<<<<
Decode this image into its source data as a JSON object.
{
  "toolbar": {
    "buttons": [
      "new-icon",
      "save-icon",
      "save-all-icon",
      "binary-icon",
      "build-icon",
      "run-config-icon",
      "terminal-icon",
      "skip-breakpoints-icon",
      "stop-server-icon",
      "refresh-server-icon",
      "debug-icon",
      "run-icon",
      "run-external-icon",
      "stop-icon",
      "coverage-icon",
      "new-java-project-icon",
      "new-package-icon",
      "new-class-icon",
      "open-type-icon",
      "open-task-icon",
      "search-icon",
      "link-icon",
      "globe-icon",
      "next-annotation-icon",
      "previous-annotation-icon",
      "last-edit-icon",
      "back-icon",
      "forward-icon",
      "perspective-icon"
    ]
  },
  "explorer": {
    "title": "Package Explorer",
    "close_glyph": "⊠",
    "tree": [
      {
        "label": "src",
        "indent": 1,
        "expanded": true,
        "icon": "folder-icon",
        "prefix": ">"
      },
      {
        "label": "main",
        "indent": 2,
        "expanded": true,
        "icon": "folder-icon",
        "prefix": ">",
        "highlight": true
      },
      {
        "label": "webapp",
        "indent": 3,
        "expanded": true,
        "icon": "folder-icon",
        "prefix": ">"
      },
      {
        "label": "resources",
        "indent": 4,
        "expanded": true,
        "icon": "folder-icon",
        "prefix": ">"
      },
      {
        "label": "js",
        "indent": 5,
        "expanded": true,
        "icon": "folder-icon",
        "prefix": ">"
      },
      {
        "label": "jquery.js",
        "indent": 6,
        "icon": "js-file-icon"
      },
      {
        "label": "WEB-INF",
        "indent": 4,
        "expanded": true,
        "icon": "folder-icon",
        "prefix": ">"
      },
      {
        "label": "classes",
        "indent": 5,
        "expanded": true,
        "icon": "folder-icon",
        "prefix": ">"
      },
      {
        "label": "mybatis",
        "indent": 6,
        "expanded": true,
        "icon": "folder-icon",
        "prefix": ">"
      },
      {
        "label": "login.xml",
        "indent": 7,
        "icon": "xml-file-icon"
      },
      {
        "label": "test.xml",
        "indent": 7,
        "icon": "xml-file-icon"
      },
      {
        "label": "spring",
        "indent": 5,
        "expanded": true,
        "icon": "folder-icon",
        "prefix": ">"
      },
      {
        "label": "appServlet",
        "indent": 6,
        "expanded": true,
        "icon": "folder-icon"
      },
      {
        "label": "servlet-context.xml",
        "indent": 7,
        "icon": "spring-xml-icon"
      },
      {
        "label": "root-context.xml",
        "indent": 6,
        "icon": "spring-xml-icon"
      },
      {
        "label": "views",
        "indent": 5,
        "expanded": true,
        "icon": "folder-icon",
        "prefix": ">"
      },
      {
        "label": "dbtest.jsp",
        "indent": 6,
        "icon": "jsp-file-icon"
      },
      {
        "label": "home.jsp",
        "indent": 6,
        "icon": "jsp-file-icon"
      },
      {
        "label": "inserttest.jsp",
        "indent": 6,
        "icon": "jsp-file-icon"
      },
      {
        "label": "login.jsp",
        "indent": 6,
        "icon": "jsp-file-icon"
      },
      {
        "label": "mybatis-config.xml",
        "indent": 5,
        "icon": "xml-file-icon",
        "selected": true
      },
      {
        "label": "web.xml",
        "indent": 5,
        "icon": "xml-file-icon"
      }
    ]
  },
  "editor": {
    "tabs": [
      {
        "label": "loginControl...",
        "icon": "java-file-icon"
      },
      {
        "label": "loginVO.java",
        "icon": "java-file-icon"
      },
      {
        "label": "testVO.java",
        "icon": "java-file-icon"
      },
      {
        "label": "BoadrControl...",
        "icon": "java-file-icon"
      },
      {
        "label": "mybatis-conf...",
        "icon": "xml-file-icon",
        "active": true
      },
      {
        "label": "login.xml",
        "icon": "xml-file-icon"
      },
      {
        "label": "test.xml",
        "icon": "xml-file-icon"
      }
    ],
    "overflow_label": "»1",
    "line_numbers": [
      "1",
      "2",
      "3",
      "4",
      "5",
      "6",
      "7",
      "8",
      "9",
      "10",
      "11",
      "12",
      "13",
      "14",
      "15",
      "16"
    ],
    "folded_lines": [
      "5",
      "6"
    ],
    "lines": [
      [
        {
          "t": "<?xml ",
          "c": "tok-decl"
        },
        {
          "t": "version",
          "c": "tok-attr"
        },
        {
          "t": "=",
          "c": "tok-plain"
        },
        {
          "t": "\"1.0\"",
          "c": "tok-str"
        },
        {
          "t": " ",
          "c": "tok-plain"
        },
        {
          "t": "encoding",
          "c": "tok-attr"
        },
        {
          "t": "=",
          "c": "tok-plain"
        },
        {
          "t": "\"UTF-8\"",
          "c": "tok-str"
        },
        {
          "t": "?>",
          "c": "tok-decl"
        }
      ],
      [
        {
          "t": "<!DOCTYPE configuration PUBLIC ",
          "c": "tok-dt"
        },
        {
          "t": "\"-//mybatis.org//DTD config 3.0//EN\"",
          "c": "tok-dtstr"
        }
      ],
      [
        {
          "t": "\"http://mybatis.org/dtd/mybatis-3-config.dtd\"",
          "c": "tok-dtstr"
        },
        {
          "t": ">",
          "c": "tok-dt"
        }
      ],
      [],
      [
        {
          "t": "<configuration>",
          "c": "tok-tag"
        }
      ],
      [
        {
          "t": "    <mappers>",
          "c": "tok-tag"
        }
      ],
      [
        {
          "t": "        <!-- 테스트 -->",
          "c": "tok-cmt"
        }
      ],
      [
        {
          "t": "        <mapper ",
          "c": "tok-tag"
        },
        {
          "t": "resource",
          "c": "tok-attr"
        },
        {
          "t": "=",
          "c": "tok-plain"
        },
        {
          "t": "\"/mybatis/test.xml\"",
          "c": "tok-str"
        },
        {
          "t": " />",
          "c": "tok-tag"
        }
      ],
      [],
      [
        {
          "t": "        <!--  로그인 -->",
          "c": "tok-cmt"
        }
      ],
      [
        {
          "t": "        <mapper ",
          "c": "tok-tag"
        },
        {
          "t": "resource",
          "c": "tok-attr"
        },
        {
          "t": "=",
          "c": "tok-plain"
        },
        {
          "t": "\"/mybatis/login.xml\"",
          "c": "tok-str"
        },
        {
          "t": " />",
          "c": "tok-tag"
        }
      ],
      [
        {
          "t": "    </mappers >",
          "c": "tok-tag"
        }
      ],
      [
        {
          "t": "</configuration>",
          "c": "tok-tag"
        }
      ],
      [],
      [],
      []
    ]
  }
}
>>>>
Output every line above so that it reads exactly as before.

__Response__
Decode this image into its source data as a JSON object.
{
  "toolbar": {
    "buttons": [
      "new-icon",
      "save-icon",
      "save-all-icon",
      "binary-icon",
      "build-icon",
      "run-config-icon",
      "terminal-icon",
      "skip-breakpoints-icon",
      "stop-server-icon",
      "refresh-server-icon",
      "debug-icon",
      "run-icon",
      "run-external-icon",
      "stop-icon",
      "coverage-icon",
      "new-java-project-icon",
      "new-package-icon",
      "new-class-icon",
      "open-type-icon",
      "open-task-icon",
      "search-icon",
      "link-icon",
      "globe-icon",
      "next-annotation-icon",
      "previous-annotation-icon",
      "last-edit-icon",
      "back-icon",
      "forward-icon",
      "perspective-icon"
    ]
  },
  "explorer": {
    "title": "Package Explorer",
    "close_glyph": "⊠",
    "tree": [
      {
        "label": "src",
        "indent": 1,
        "expanded": true,
        "icon": "folder-icon",
        "prefix": ">"
      },
      {
        "label": "main",
        "indent": 2,
        "expanded": true,
        "icon": "folder-icon",
        "prefix": ">",
        "highlight": true
      },
      {
        "label": "webapp",
        "indent": 3,
        "expanded": true,
        "icon": "folder-icon",
        "prefix": ">"
      },
      {
        "label": "resources",
        "indent": 4,
        "expanded": true,
        "icon": "folder-icon",
        "prefix": ">"
      },
      {
        "label": "js",
        "indent": 5,
        "expanded": true,
        "icon": "folder-icon",
        "prefix": ">"
      },
      {
        "label": "jquery.js",
        "indent": 6,
        "icon": "js-file-icon"
      },
      {
        "label": "WEB-INF",
        "indent": 4,
        "expanded": true,
        "icon": "folder-icon",
        "prefix": ">"
      },
      {
        "label": "classes",
        "indent": 5,
        "expanded": true,
        "icon": "folder-icon",
        "prefix": ">"
      },
      {
        "label": "mybatis",
        "indent": 6,
        "expanded": true,
        "icon": "folder-icon",
        "prefix": ">"
      },
      {
        "label": "login.xml",
        "indent": 7,
        "icon": "xml-file-icon"
      },
      {
        "label": "test.xml",
        "indent": 7,
        "icon": "xml-file-icon"
      },
      {
        "label": "spring",
        "indent": 5,
        "expanded": true,
        "icon": "folder-icon",
        "prefix": ">"
      },
      {
        "label": "appServlet",
        "indent": 6,
        "expanded": true,
        "icon": "folder-icon"
      },
      {
        "label": "servlet-context.xml",
        "indent": 7,
        "icon": "spring-xml-icon"
      },
      {
        "label": "root-context.xml",
        "indent": 6,
        "icon": "spring-xml-icon"
      },
      {
        "label": "views",
        "indent": 5,
        "expanded": true,
        "icon": "folder-icon",
        "prefix": ">"
      },
      {
        "label": "dbtest.jsp",
        "indent": 6,
        "icon": "jsp-file-icon"
      },
      {
        "label": "home.jsp",
        "indent": 6,
        "icon": "jsp-file-icon"
      },
      {
        "label": "inserttest.jsp",
        "indent": 6,
        "icon": "jsp-file-icon"
      },
      {
        "label": "login.jsp",
        "indent": 6,
        "icon": "jsp-file-icon"
      },
      {
        "label": "mybatis-config.xml",
        "indent": 5,
        "icon": "xml-file-icon",
        "selected": true
      },
      {
        "label": "web.xml",
        "indent": 5,
        "icon": "xml-file-icon"
      }
    ]
  },
  "editor": {
    "tabs": [
      {
        "label": "loginControl...",
        "icon": "java-file-icon"
      },
      {
        "label": "loginVO.java",
        "icon": "java-file-icon"
      },
      {
        "label": "testVO.java",
        "icon": "java-file-icon"
      },
      {
        "label": "BoadrControl...",
        "icon": "java-file-icon"
      },
      {
        "label": "mybatis-conf...",
        "icon": "xml-file-icon",
        "active": true
      },
      {
        "label": "login.xml",
        "icon": "xml-file-icon"
      },
      {
        "label": "test.xml",
        "icon": "xml-file-icon"
      }
    ],
    "overflow_label": "»1",
    "line_numbers": [
      "1",
      "2",
      "3",
      "4",
      "5",
      "6",
      "7",
      "8",
      "9",
      "10",
      "11",
      "12",
      "13",
      "14",
      "15",
      "16"
    ],
    "folded_lines": [
      "5",
      "6"
    ],
    "lines": [
      [
        {
          "t": "<?xml ",
          "c": "tok-decl"
        },
        {
          "t": "version",
          "c": "tok-attr"
        },
        {
          "t": "=",
          "c": "tok-plain"
        },
        {
          "t": "\"1.0\"",
          "c": "tok-str"
        },
        {
          "t": " ",
          "c": "tok-plain"
        },
        {
          "t": "encoding",
          "c": "tok-attr"
        },
        {
          "t": "=",
          "c": "tok-plain"
        },
        {
          "t": "\"UTF-8\"",
          "c": "tok-str"
        },
        {
          "t": "?>",
          "c": "tok-decl"
        }
      ],
      [
        {
          "t": "<!DOCTYPE configuration PUBLIC ",
          "c": "tok-dt"
        },
        {
          "t": "\"-//mybatis.org//DTD config 3.0//EN\"",
          "c": "tok-dtstr"
        }
      ],
      [
        {
          "t": "\"http://mybatis.org/dtd/mybatis-3-config.dtd\"",
          "c": "tok-dtstr"
        },
        {
          "t": ">",
          "c": "tok-dt"
        }
      ],
      [],
      [
        {
          "t": "<configuration>",
          "c": "tok-tag"
        }
      ],
      [
        {
          "t": "    <mappers>",
          "c": "tok-tag"
        }
      ],
      [
        {
          "t": "        <!-- 테스트 -->",
          "c": "tok-cmt"
        }
      ],
      [
        {
          "t": "        <mapper ",
          "c": "tok-tag"
        },
        {
          "t": "resource",
          "c": "tok-attr"
        },
        {
          "t": "=",
          "c": "tok-plain"
        },
        {
          "t": "\"/mybatis/test.xml\"",
          "c": "tok-str"
        },
        {
          "t": " />",
          "c": "tok-tag"
        }
      ],
      [],
      [
        {
          "t": "        <!--  로그인 -->",
          "c": "tok-cmt"
        }
      ],
      [
        {
          "t": "        <mapper ",
          "c": "tok-tag"
        },
        {
          "t": "resource",
          "c": "tok-attr"
        },
        {
          "t": "=",
          "c": "tok-plain"
        },
        {
          "t": "\"/mybatis/login.xml\"",
          "c": "tok-str"
        },
        {
          "t": " />",
          "c": "tok-tag"
        }
      ],
      [
        {
          "t": "    </mappers >",
          "c": "tok-tag"
        }
      ],
      [
        {
          "t": "</configuration>",
          "c": "tok-tag"
        }
      ],
      [],
      [],
      []
    ]
  }
}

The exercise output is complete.